Korean pop music—or Kpop as it’s commonly known—is a huge phenomenon in east Asia, with countless websites dedicated to parsing every minute detail of its teenage stars’ lives. So it came as a refreshing surprise when kpopstarz.com chose to feature one of Korea’s indigenous classical music virtuosos, Jin Hi Kim, highlighting her upcoming performance of Digital Buddha January 31 at New York’s Metropolitan Museum of Art (video excerpts after the jump).
Riding a cheeky/respectful line, the article says, “Jin Hi Kim is no Kpop star, but she would have been 400 years ago.” True enough. The invention of Kim’s instrument, a flat, seven-string zither called a komungo, dates back to the fourth century CE, but Kim has taken it in decidedly modern directions. She’s credited with inventing the first electric komungo, for example, and has performed internationally in collaboration with musicians of many different genres.
Kim will bring all these innovations and more together for the meditative Digital Buddha, her original 70-minute, multi-media composition. The performance, augmenting the Met’s ongoing Silla: Korea’s Golden Kingdom exhibit, will feature her mastery of both the traditional and electric komungo, the sounds of percussionist Gerry Hemingway, and a constantly morphing backdrop of digital imagery, including a “video mandala”. Click below to see excerpts from a prior performance:

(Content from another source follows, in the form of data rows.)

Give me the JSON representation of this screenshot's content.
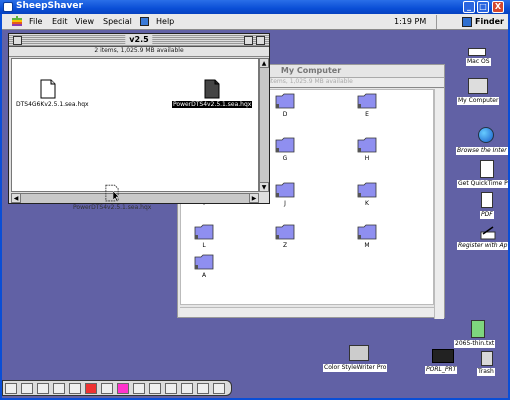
{
  "host_window": {
    "title": "SheepShaver",
    "buttons": {
      "minimize": "_",
      "maximize": "□",
      "close": "X"
    }
  },
  "menubar": {
    "items": [
      "File",
      "Edit",
      "View",
      "Special",
      "Help"
    ],
    "clock": "1:19 PM",
    "app_menu": "Finder"
  },
  "window_v25": {
    "title": "v2.5",
    "info": "2 items, 1,025.9 MB available",
    "files": [
      {
        "name": "DTS4G6Kv2.5.1.sea.hqx",
        "selected": false
      },
      {
        "name": "PowerDTS4v2.5.1.sea.hqx",
        "selected": true
      }
    ]
  },
  "window_mycomputer": {
    "title": "My Computer",
    "info": "items, 1,025.9 MB available",
    "drives": [
      "D",
      "E",
      "G",
      "H",
      "I",
      "J",
      "K",
      "L",
      "Z",
      "M",
      "A"
    ]
  },
  "dragging": {
    "name": "PowerDTS4v2.5.1.sea.hqx"
  },
  "desktop_icons": {
    "mac_os": "Mac OS",
    "my_computer": "My Computer",
    "browse": "Browse the Inter",
    "quicktime": "Get QuickTime P",
    "pdf": "PDF",
    "register": "Register with Ap",
    "readme": "2065-thin.txt",
    "trash": "Trash",
    "color_stylewriter": "Color StyleWriter Pro",
    "printer2": "PORL_PRT"
  },
  "colors": {
    "desktop": "#6161a5",
    "xp_title": "#0a4ed6",
    "folder": "#8f8ff0"
  }
}
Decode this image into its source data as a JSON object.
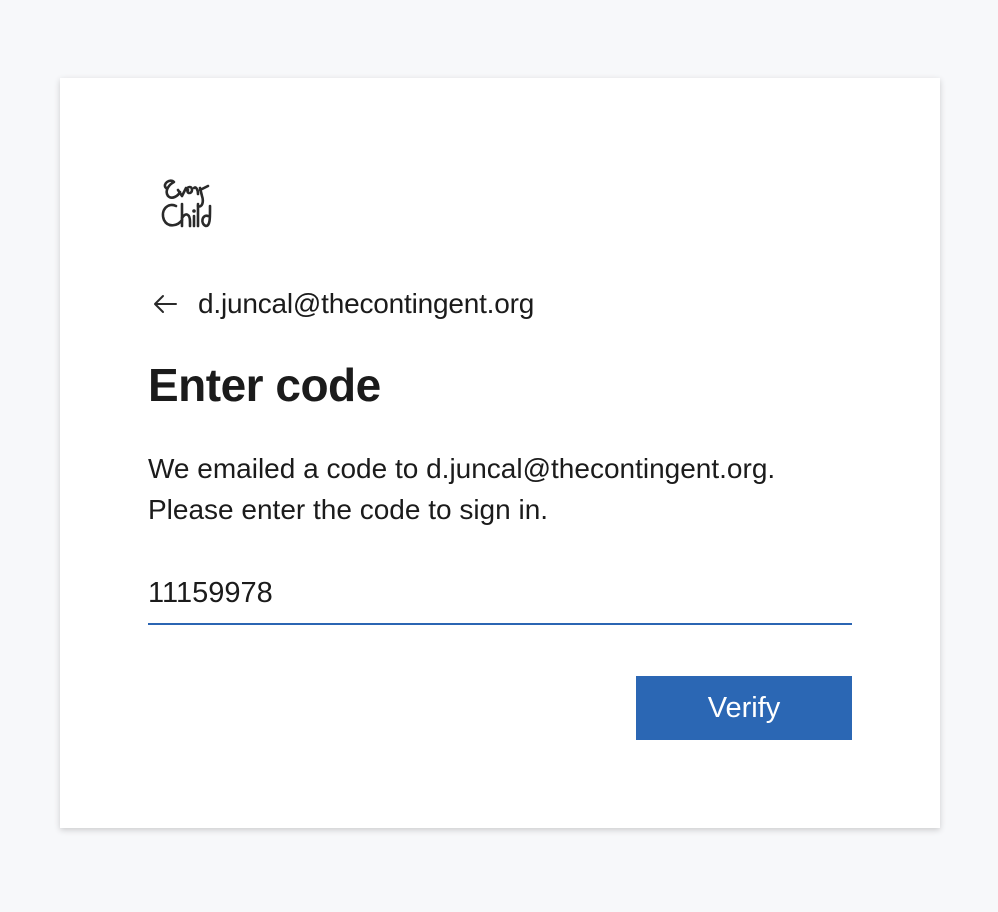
{
  "logo": {
    "name": "everychild-logo",
    "text_line1": "Every",
    "text_line2": "Child"
  },
  "identity": {
    "back_icon": "arrow-left-icon",
    "email": "d.juncal@thecontingent.org"
  },
  "heading": "Enter code",
  "description": {
    "line1": "We emailed a code to d.juncal@thecontingent.org.",
    "line2": "Please enter the code to sign in."
  },
  "code_input": {
    "value": "11159978",
    "placeholder": ""
  },
  "verify_button": {
    "label": "Verify"
  },
  "colors": {
    "background": "#f7f8fa",
    "accent": "#2b67b4",
    "text": "#1b1b1b"
  }
}
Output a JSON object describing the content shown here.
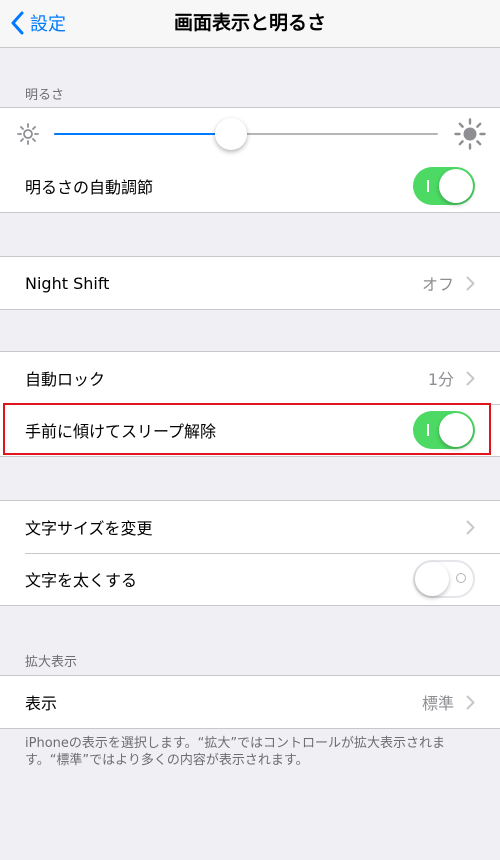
{
  "navbar": {
    "back_label": "設定",
    "title": "画面表示と明るさ"
  },
  "brightness": {
    "header": "明るさ",
    "slider_level": 0.46,
    "auto_label": "明るさの自動調節",
    "auto_on": true
  },
  "night_shift": {
    "label": "Night Shift",
    "value": "オフ"
  },
  "lock": {
    "auto_lock_label": "自動ロック",
    "auto_lock_value": "1分",
    "raise_to_wake_label": "手前に傾けてスリープ解除",
    "raise_to_wake_on": true
  },
  "text": {
    "size_label": "文字サイズを変更",
    "bold_label": "文字を太くする",
    "bold_on": false
  },
  "zoom": {
    "header": "拡大表示",
    "view_label": "表示",
    "view_value": "標準",
    "footer": "iPhoneの表示を選択します。“拡大”ではコントロールが拡大表示されます。“標準”ではより多くの内容が表示されます。"
  },
  "colors": {
    "accent": "#007aff",
    "toggle_on": "#4cd964",
    "highlight": "#e0141e",
    "background": "#efeff4"
  }
}
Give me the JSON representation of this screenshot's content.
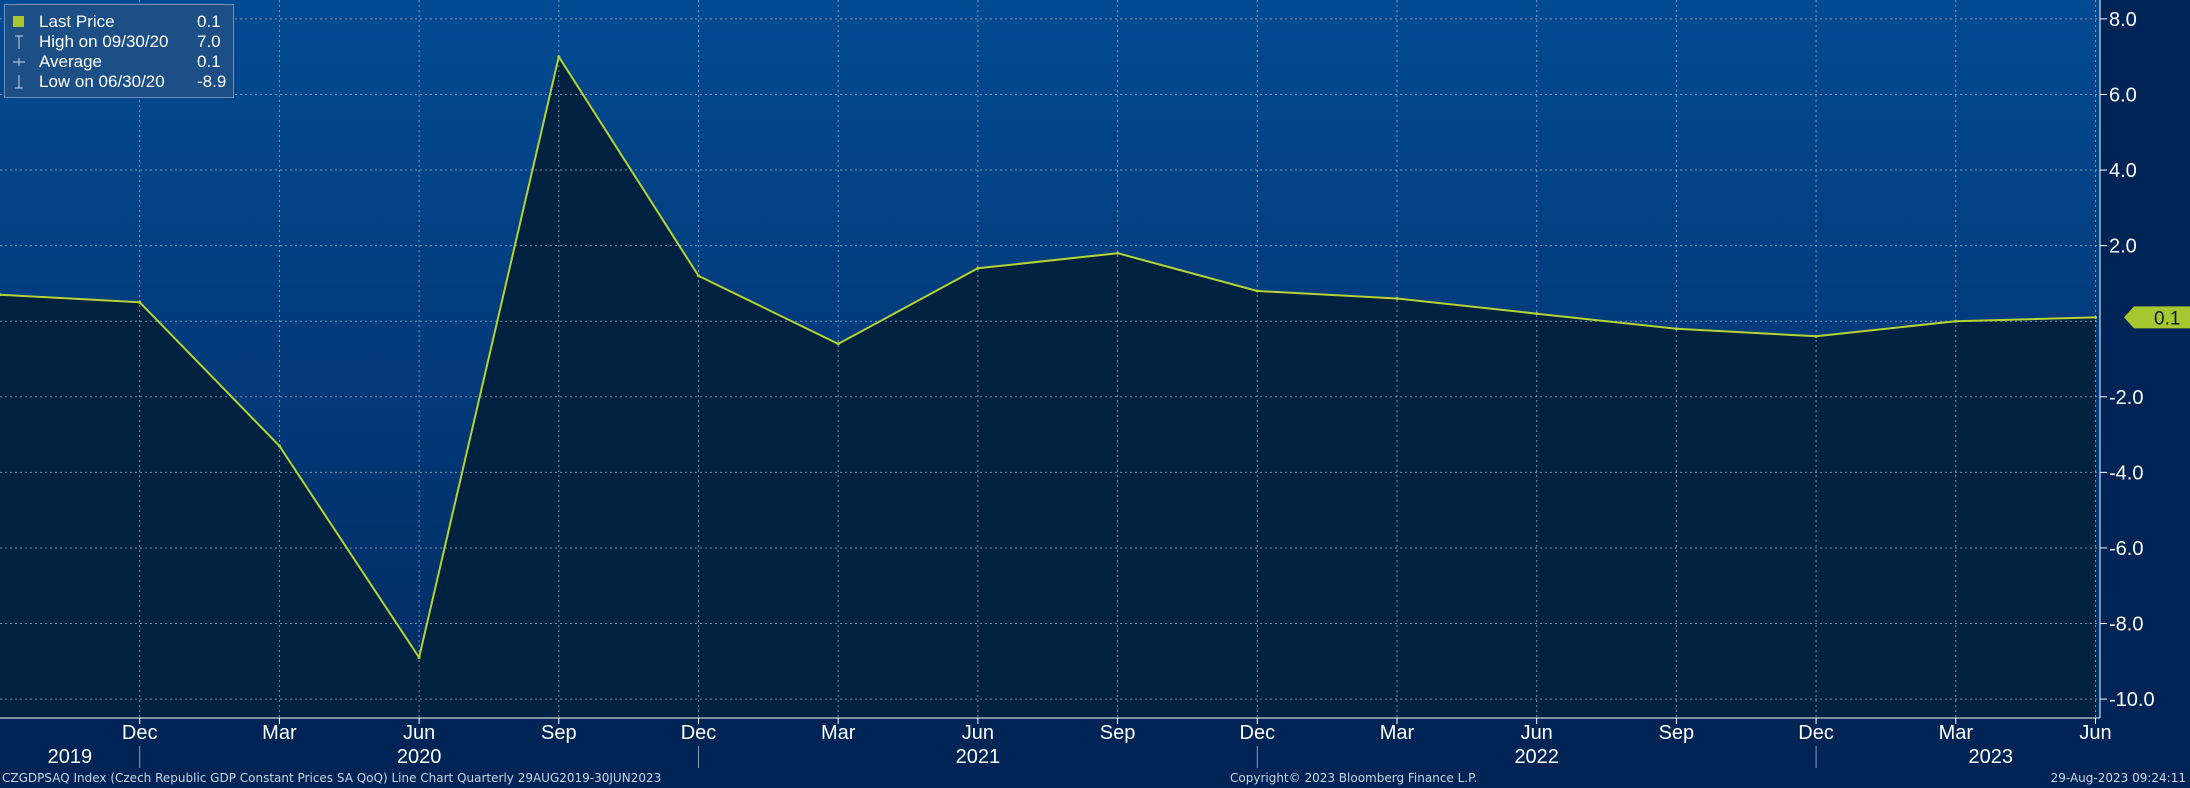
{
  "chart_data": {
    "type": "area",
    "x": [
      "09/30/19",
      "12/31/19",
      "03/31/20",
      "06/30/20",
      "09/30/20",
      "12/31/20",
      "03/31/21",
      "06/30/21",
      "09/30/21",
      "12/31/21",
      "03/31/22",
      "06/30/22",
      "09/30/22",
      "12/31/22",
      "03/31/23",
      "06/30/23"
    ],
    "series": [
      {
        "name": "Last Price",
        "values": [
          0.7,
          0.5,
          -3.3,
          -8.9,
          7.0,
          1.2,
          -0.6,
          1.4,
          1.8,
          0.8,
          0.6,
          0.2,
          -0.2,
          -0.4,
          0.0,
          0.1
        ]
      }
    ],
    "ylim": [
      -10.5,
      8.5
    ],
    "yticks": [
      {
        "v": 8,
        "label": "8.0"
      },
      {
        "v": 6,
        "label": "6.0"
      },
      {
        "v": 4,
        "label": "4.0"
      },
      {
        "v": 2,
        "label": "2.0"
      },
      {
        "v": -2,
        "label": "-2.0"
      },
      {
        "v": -4,
        "label": "-4.0"
      },
      {
        "v": -6,
        "label": "-6.0"
      },
      {
        "v": -8,
        "label": "-8.0"
      },
      {
        "v": -10,
        "label": "-10.0"
      }
    ],
    "xtick_labels": [
      "Dec",
      "Mar",
      "Jun",
      "Sep",
      "Dec",
      "Mar",
      "Jun",
      "Sep",
      "Dec",
      "Mar",
      "Jun",
      "Sep",
      "Dec",
      "Mar",
      "Jun"
    ],
    "year_labels": [
      {
        "label": "2019",
        "at": 0.5
      },
      {
        "label": "2020",
        "at": 3
      },
      {
        "label": "2021",
        "at": 7
      },
      {
        "label": "2022",
        "at": 11
      },
      {
        "label": "2023",
        "at": 14.25
      }
    ],
    "year_separators": [
      1,
      5,
      9,
      13
    ],
    "last_value_label": "0.1",
    "grid": true,
    "colors": {
      "line": "#b5d334",
      "fill": "#00213f",
      "plot_top": "#024a92",
      "plot_bottom": "#012b63",
      "badge": "#a6c730"
    }
  },
  "legend": {
    "items": [
      {
        "label": "Last Price",
        "value": "0.1",
        "marker": "square"
      },
      {
        "label": "High on 09/30/20",
        "value": "7.0",
        "marker": "high"
      },
      {
        "label": "Average",
        "value": "0.1",
        "marker": "average"
      },
      {
        "label": "Low on 06/30/20",
        "value": "-8.9",
        "marker": "low"
      }
    ]
  },
  "footer": {
    "left": "CZGDPSAQ Index (Czech Republic GDP Constant Prices SA QoQ) Line Chart  Quarterly 29AUG2019-30JUN2023",
    "center": "Copyright© 2023 Bloomberg Finance L.P.",
    "right": "29-Aug-2023 09:24:11"
  }
}
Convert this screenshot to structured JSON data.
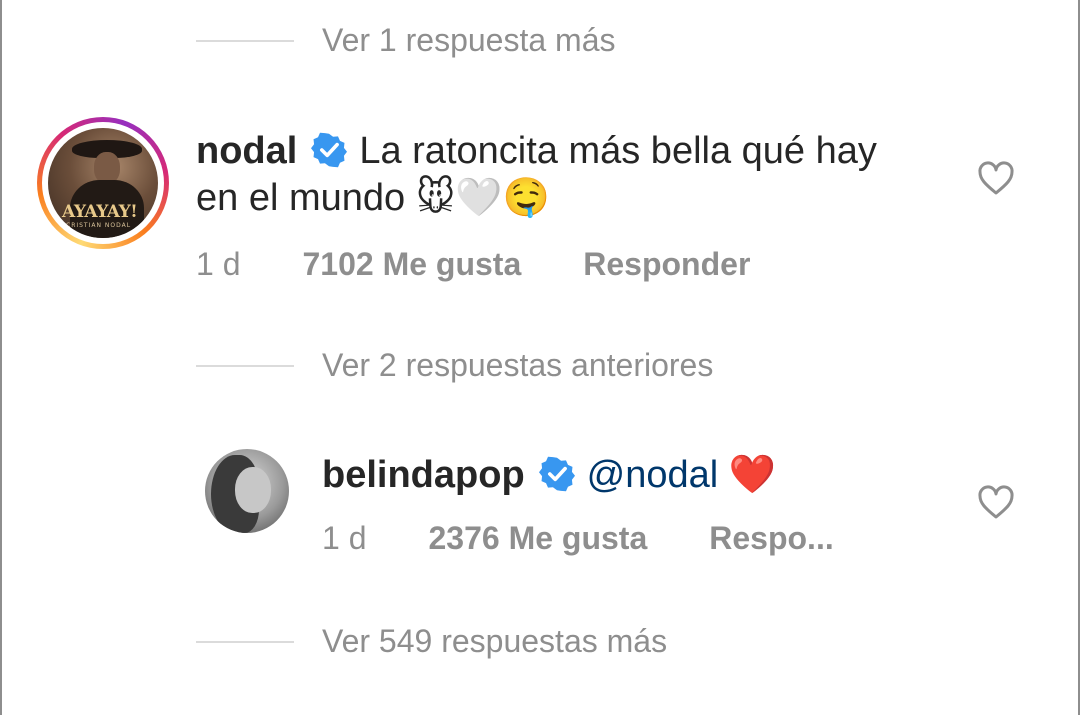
{
  "thread": {
    "more_top": "Ver 1 respuesta más",
    "more_mid": "Ver 2 respuestas anteriores",
    "more_bottom": "Ver 549 respuestas más"
  },
  "comments": [
    {
      "username": "nodal",
      "text_line1": "La ratoncita más bella qué hay",
      "text_line2": "en el mundo",
      "emojis": "🐭🤍🤤",
      "avatar_logo": "AYAYAY!",
      "avatar_logo_sub": "CRISTIAN NODAL",
      "time": "1 d",
      "likes": "7102 Me gusta",
      "reply": "Responder"
    },
    {
      "username": "belindapop",
      "mention": "@nodal",
      "emojis": "❤️",
      "time": "1 d",
      "likes": "2376 Me gusta",
      "reply": "Respo..."
    }
  ],
  "icons": {
    "verified": "verified-badge-icon",
    "like": "heart-outline-icon"
  },
  "colors": {
    "verified_blue": "#3897f0",
    "mention": "#00376b",
    "muted": "#8e8e8e"
  }
}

Visit the Met’s website for details about Jin Hi Kim’s January 31 performance of Digital Buddha.
Image via the Metropolitan Museum of Art.